DOWN AND OUT IN AMERICA
Academy Award® Winner, Best Documentary 1986
Director Lee Grant
Cinematography Tom Hurwitz
1986 | U.S.A. | Approx. 57 min. | English
(1986, Lee Grant) Grant's exploration of homelessness, foreclosures, and food insecurity – from rural areas to inner cities – during the Reagan-era recession is more pertinent today than ever. From the heartland, where farms in Minnesota are being dismembered by local banks, through to the tent-communities of Los Angeles and welfare hotels of New York. A groundbreaking and unforgettable look at life inside an America we have been too quick to forget.
A HOPE RUNS HIGH RELEASE
Excerpt from Richard Brody's new review in The New Yorker,
“What to Stream: Three Online Releases of Movies That Would Have Come to Theatres”
What good is an Oscar? Lee Grant’s 1986 documentary feature “Down and Out in America” won one (tying with a film about the bandleader Artie Shaw), but it has remained long unavailable regardless. It came to Film Forum’s Web site on Friday, and it’s a powerful, bracing, mournful film. Specifically, its subject is the age of Ronald Reagan and the installation of a new era of calculated cruelties toward the poor and the powerless. Grant, working with the cinematographer Tom Hurwitz, visits farmers in Minnesota who are being dispossessed of their farms and their homes by banks that are engaging in predatory practices (chicanery involving the assessment of land) and, in the process, voiding the Midwest of tens of thousands of family farms to the benefit of corporate concerns. She documents their organized protests, which even garner the support of the state’s government—to no avail. She talks with unemployed people, former employees of local factories that have moved their manufacturing operations to Southern states—what’s unstated is, to states where unions are weak—or out of the country, and she observes the desolation of towns that results.
In Los Angeles, Grant films homeless people who have developed a well-organized and orderly shanty town on a vacant lot—which is visited by a police officer who’s the advance guard for a whole battalion of officers that comes by soon thereafter to evict the residents and demolish the structures. In New York, she visits formerly homeless residents of the Lower East Side who have transformed abandoned buildings into quality housing but fear their eviction by the authorities in the interest of real-estate companies. She also films outside a midtown hotel—and, unable to enter, obtains footage by way of residents’ hidden cameras—where the homeless are housed in grossly substandard conditions, at an absurdly inflated cost to the city. And, in an extended, pain-filled concluding sequence, she speaks with a young homeless couple with five young children who were burned out of their Coney Island apartment and are enduring a bureaucratic runaround and the squalor of their officially assigned hotel.

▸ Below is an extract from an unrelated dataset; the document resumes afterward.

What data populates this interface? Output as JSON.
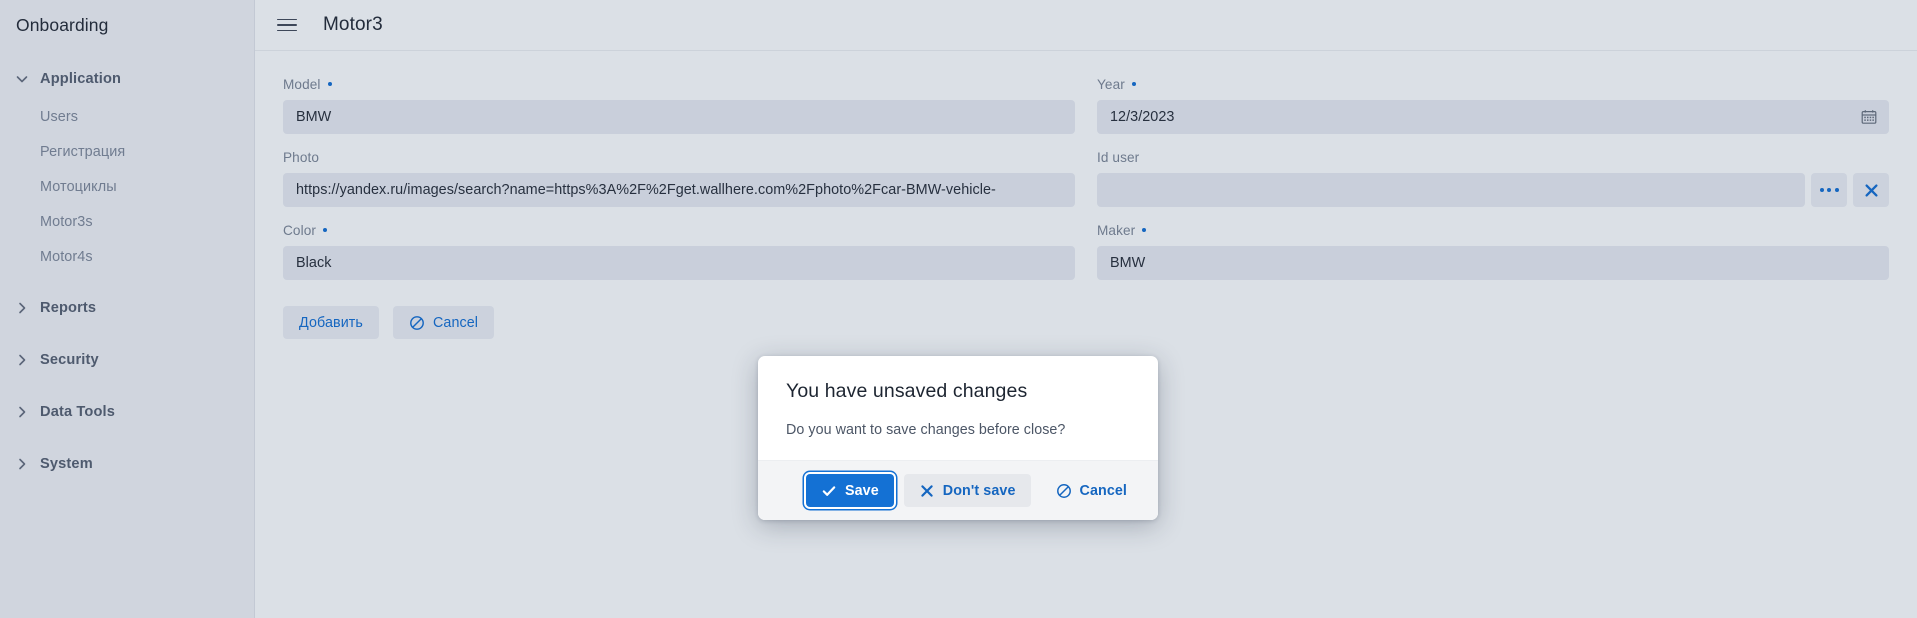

In her voice-over commentary, Grant traces the rise of unemployment and homelessness, the displacement of factories, the closing of farms, and the dispossession of city dwellers to the early nineteen-eighties, to the time of the first Reagan Administration. She makes clear that the lack of a federal policy is itself a policy, that inaction regarding the well-being of those in danger is itself a form of cruel action, that economic and social phenomena masked as in some way natural or self-generating (such as the increase in inequality and the upward transfer of wealth) are the product of politics—and that the effects of those policies is likely to be political, too. In “Down and Out in America,” the current state of American politics is seen in its first monstrous stages.